---------- Records for processing ----------

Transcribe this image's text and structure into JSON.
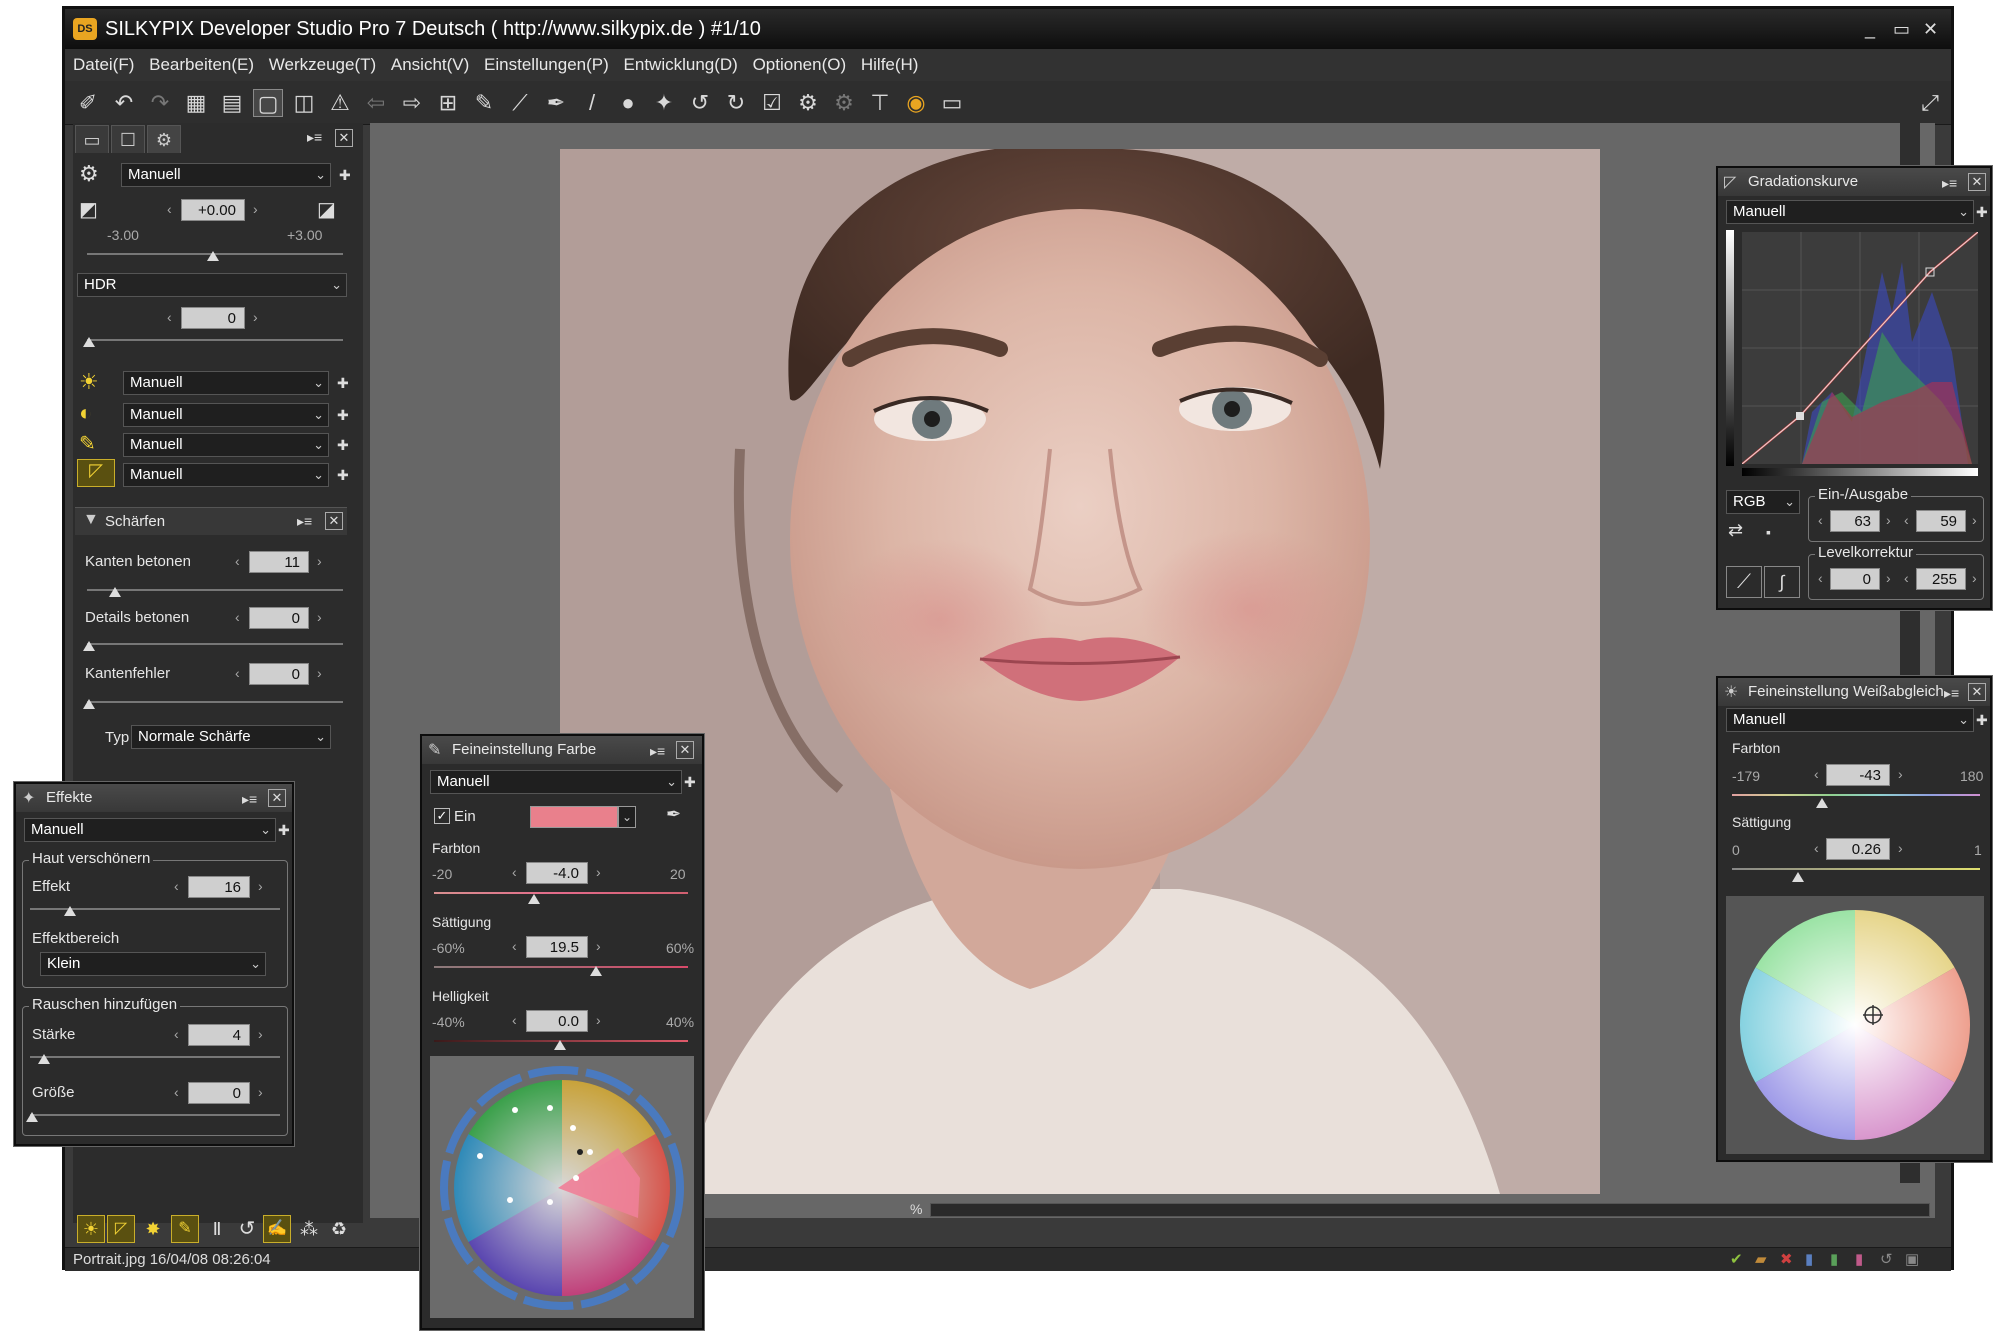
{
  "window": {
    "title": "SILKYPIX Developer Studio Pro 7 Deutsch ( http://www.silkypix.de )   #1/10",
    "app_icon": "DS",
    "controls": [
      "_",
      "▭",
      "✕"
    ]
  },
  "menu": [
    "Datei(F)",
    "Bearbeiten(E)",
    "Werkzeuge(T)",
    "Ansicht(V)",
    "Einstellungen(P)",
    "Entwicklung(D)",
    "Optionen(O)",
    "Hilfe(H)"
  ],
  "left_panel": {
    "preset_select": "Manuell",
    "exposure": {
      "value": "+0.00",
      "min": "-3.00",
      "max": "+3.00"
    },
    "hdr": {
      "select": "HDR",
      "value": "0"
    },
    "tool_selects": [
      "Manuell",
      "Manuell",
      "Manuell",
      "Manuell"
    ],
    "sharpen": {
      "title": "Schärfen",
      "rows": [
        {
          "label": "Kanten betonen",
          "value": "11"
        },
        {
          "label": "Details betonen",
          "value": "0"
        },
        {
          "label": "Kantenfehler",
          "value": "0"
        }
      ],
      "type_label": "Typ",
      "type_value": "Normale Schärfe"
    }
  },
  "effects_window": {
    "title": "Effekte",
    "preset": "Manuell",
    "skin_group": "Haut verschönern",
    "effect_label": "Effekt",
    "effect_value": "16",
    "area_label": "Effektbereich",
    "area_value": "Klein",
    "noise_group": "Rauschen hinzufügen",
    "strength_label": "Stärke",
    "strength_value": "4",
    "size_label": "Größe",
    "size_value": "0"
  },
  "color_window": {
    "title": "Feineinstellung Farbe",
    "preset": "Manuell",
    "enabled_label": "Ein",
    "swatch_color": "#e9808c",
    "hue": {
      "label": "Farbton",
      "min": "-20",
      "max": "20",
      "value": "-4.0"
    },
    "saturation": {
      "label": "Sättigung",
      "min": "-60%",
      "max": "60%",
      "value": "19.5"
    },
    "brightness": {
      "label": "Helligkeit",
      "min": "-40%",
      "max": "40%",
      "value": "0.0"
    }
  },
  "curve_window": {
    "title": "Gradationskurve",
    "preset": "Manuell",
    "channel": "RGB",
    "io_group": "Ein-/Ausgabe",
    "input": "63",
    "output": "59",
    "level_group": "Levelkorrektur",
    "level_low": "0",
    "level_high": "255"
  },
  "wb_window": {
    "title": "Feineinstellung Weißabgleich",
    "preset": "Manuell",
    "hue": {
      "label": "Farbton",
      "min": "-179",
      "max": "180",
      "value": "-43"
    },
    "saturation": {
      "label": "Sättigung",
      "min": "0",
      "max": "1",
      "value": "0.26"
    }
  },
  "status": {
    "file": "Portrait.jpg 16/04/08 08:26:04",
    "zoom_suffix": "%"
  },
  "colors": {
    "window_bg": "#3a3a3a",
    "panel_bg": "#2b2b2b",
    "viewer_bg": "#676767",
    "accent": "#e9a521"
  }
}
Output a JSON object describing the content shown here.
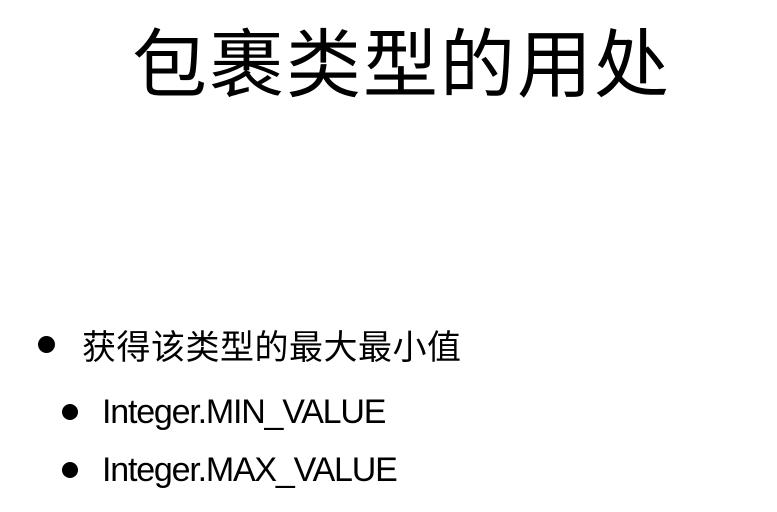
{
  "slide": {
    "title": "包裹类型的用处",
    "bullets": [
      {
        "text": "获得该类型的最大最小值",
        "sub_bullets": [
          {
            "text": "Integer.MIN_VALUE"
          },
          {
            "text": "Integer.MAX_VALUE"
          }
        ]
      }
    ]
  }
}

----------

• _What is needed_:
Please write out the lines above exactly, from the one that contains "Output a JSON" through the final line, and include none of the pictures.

• _Answer to the problem_:
Output a JSON object describing the content shown here.
{
  "slide": {
    "title": "包裹类型的用处",
    "bullets": [
      {
        "text": "获得该类型的最大最小值",
        "sub_bullets": [
          {
            "text": "Integer.MIN_VALUE"
          },
          {
            "text": "Integer.MAX_VALUE"
          }
        ]
      }
    ]
  }
}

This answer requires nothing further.